For most Americans today, it’s hard to imagine a world without a library, but there was a time when libraries were scarce. Before the Works Progress Administration sent packhorse librarians to reach rural Appalachia in the 1930s, there was the bookmobile. The first of these was created by a Maryland librarian in 1905. Part library history and part biography, Sharlee Glenn’s Library on Wheels: Mary Lemist Titcomb and America’s First Bookmobile is an interesting look at a forgotten piece of America’s past.
Glenn’s book begins by looking closely at the life of Mary Lemist Titcomb, who was born in a time when career paths for women were limited. After a failed nursing career (she would get queasy), Titcomb heard of a new field of work called librarianship. Glenn traces Titcomb’s path to becoming the head of the Washington County Free Library in Maryland and highlights the literacy programs she founded.

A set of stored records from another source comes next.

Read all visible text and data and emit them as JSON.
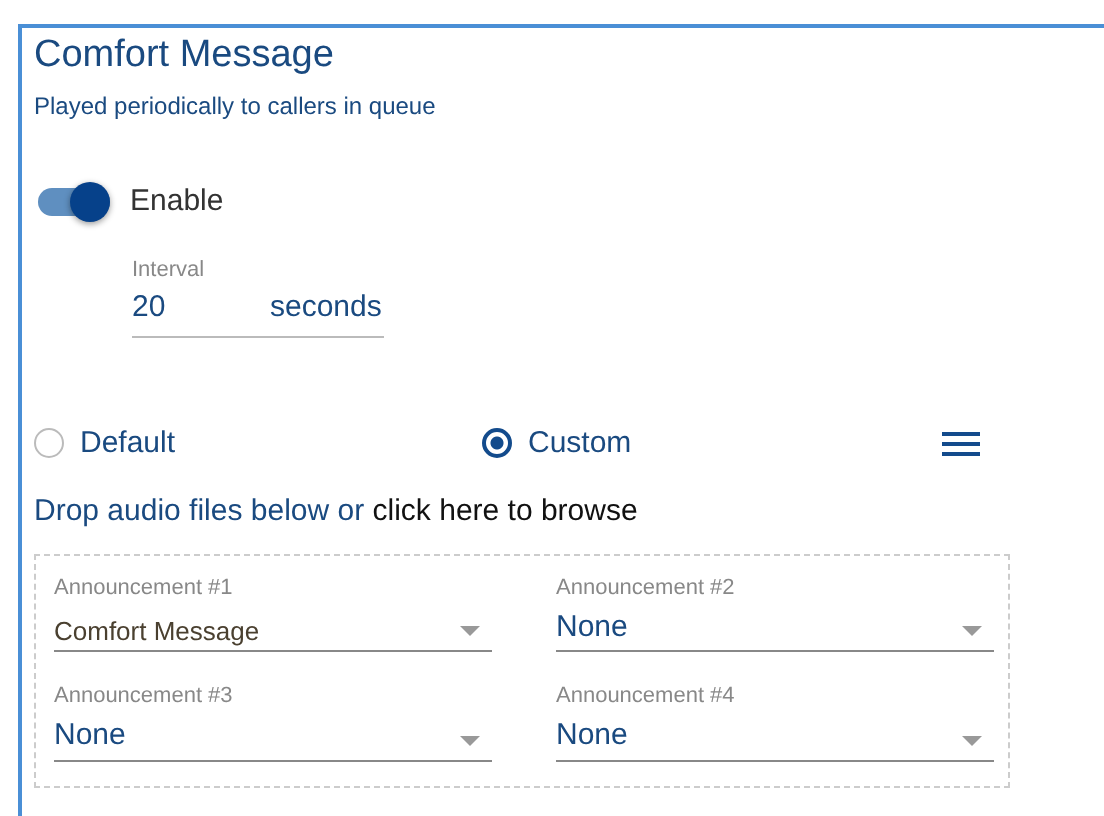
{
  "title": "Comfort Message",
  "subtitle": "Played periodically to callers in queue",
  "enable": {
    "label": "Enable",
    "on": true
  },
  "interval": {
    "label": "Interval",
    "value": "20",
    "unit": "seconds"
  },
  "source": [
    {
      "label": "Default",
      "selected": false
    },
    {
      "label": "Custom",
      "selected": true
    }
  ],
  "drop_text": "Drop audio files below or ",
  "browse_link": "click here to browse",
  "announcements": [
    {
      "label": "Announcement #1",
      "value": "Comfort Message",
      "kind": "file"
    },
    {
      "label": "Announcement #2",
      "value": "None",
      "kind": "empty"
    },
    {
      "label": "Announcement #3",
      "value": "None",
      "kind": "empty"
    },
    {
      "label": "Announcement #4",
      "value": "None",
      "kind": "empty"
    }
  ]
}
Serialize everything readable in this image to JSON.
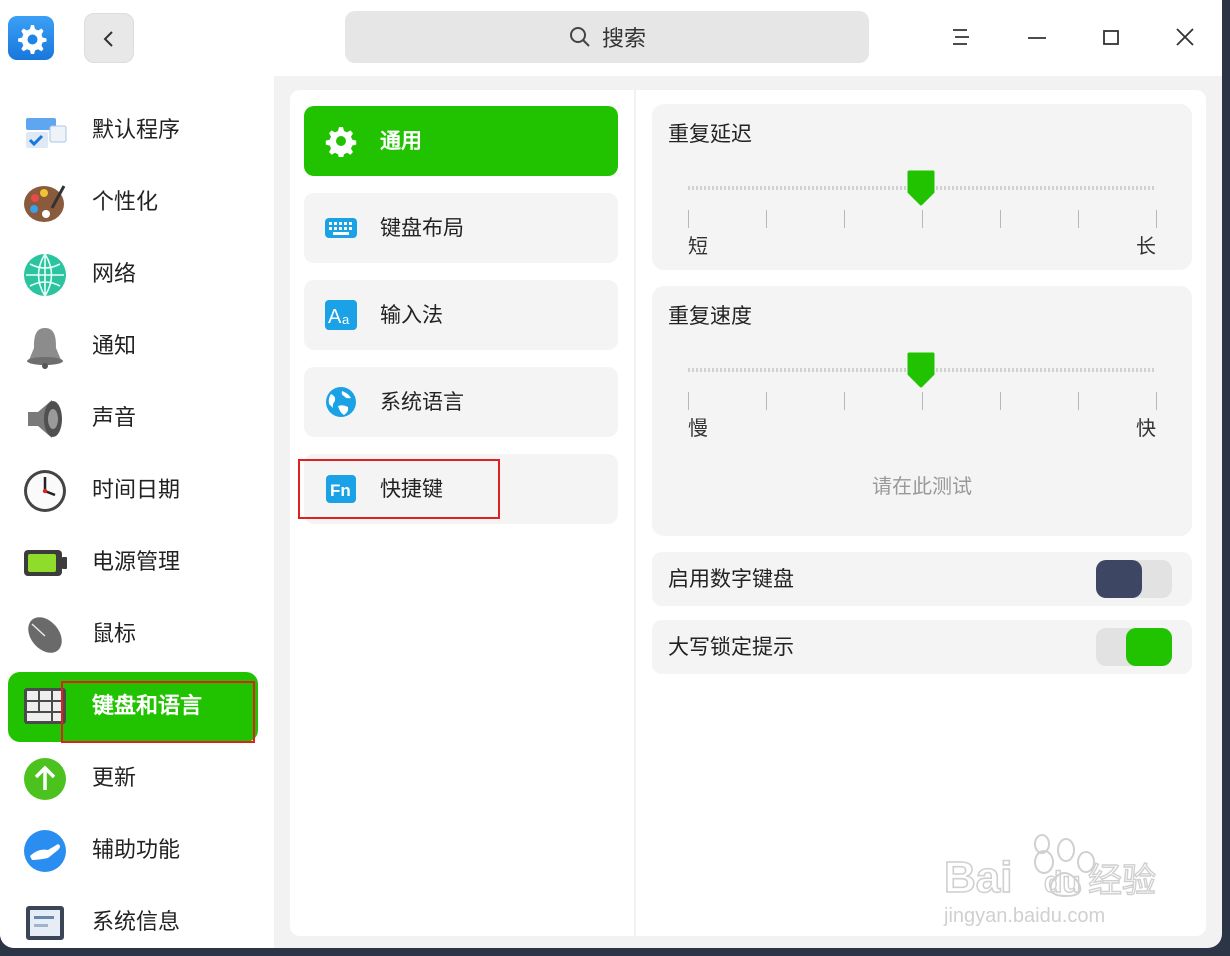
{
  "search": {
    "placeholder": "搜索"
  },
  "sidebar": {
    "items": [
      {
        "label": "默认程序"
      },
      {
        "label": "个性化"
      },
      {
        "label": "网络"
      },
      {
        "label": "通知"
      },
      {
        "label": "声音"
      },
      {
        "label": "时间日期"
      },
      {
        "label": "电源管理"
      },
      {
        "label": "鼠标"
      },
      {
        "label": "键盘和语言",
        "active": true
      },
      {
        "label": "更新"
      },
      {
        "label": "辅助功能"
      },
      {
        "label": "系统信息"
      }
    ]
  },
  "submenu": {
    "items": [
      {
        "label": "通用",
        "active": true
      },
      {
        "label": "键盘布局"
      },
      {
        "label": "输入法"
      },
      {
        "label": "系统语言"
      },
      {
        "label": "快捷键"
      }
    ]
  },
  "settings": {
    "repeat_delay": {
      "title": "重复延迟",
      "min_label": "短",
      "max_label": "长",
      "value_fraction": 0.5
    },
    "repeat_rate": {
      "title": "重复速度",
      "min_label": "慢",
      "max_label": "快",
      "value_fraction": 0.5,
      "test_placeholder": "请在此测试"
    },
    "numlock": {
      "label": "启用数字键盘",
      "enabled": false
    },
    "capslock_hint": {
      "label": "大写锁定提示",
      "enabled": true
    }
  },
  "watermark": {
    "brand": "Bai",
    "brand2": "du",
    "suffix": "经验",
    "url": "jingyan.baidu.com"
  },
  "colors": {
    "accent": "#21c300",
    "toggle_off_knob": "#3d4663",
    "highlight": "#e02020"
  }
}
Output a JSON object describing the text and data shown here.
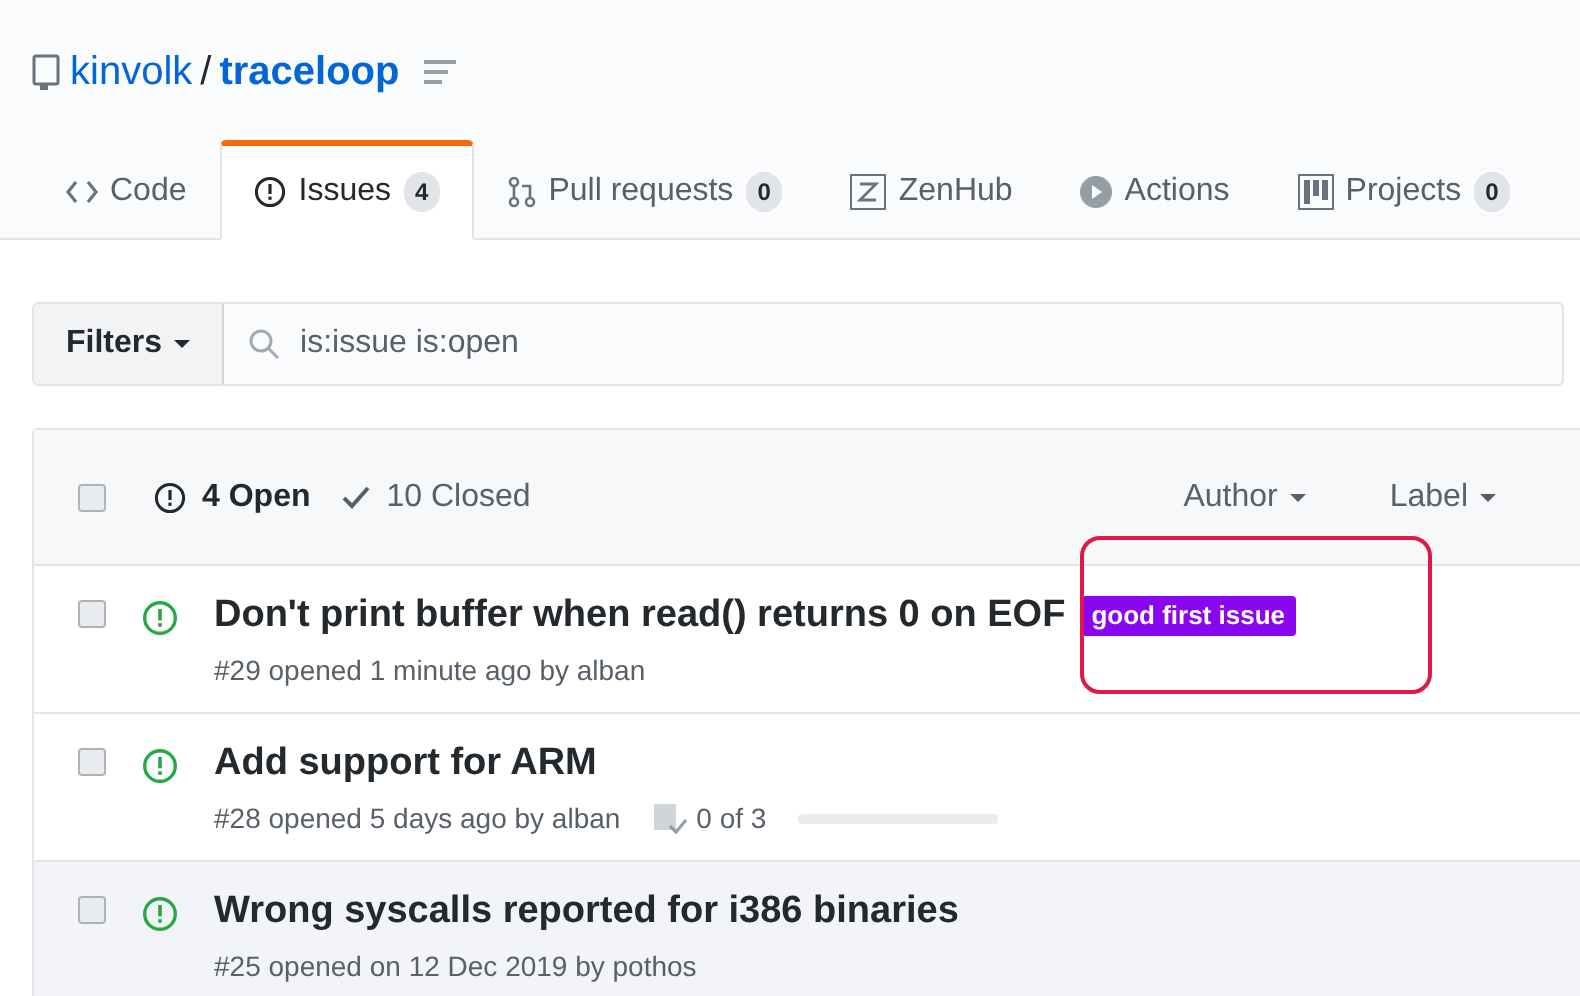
{
  "repo": {
    "owner": "kinvolk",
    "separator": "/",
    "name": "traceloop"
  },
  "tabs": [
    {
      "label": "Code",
      "selected": false
    },
    {
      "label": "Issues",
      "count": "4",
      "selected": true
    },
    {
      "label": "Pull requests",
      "count": "0",
      "selected": false
    },
    {
      "label": "ZenHub",
      "selected": false
    },
    {
      "label": "Actions",
      "selected": false
    },
    {
      "label": "Projects",
      "count": "0",
      "selected": false
    }
  ],
  "filters": {
    "button": "Filters",
    "query": "is:issue is:open"
  },
  "issue_list": {
    "header": {
      "checked": false,
      "open": "4 Open",
      "closed": "10 Closed",
      "menus": [
        "Author",
        "Label"
      ]
    },
    "issues": [
      {
        "title": "Don't print buffer when read() returns 0 on EOF",
        "checked": false,
        "highlighted": false,
        "labels": [
          {
            "text": "good first issue",
            "color": "#8a05f0"
          }
        ],
        "meta": "#29 opened 1 minute ago by alban"
      },
      {
        "title": "Add support for ARM",
        "checked": false,
        "highlighted": false,
        "meta": "#28 opened 5 days ago by alban",
        "tasks": {
          "text": "0 of 3",
          "level": 0
        }
      },
      {
        "title": "Wrong syscalls reported for i386 binaries",
        "checked": false,
        "highlighted": true,
        "meta": "#25 opened on 12 Dec 2019 by pothos"
      }
    ]
  },
  "annotation": {
    "kind": "highlight-frame",
    "color": "#e0184a"
  }
}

In language easily understood by capable readers, Library on Wheels is both entertaining and informative. With original photographs and color prints from the era, the book feels like a scrapbook, which makes it fun to read. Don’t skip the final pages, which include an interesting author’s addendum, endnotes, select bibliography and an index.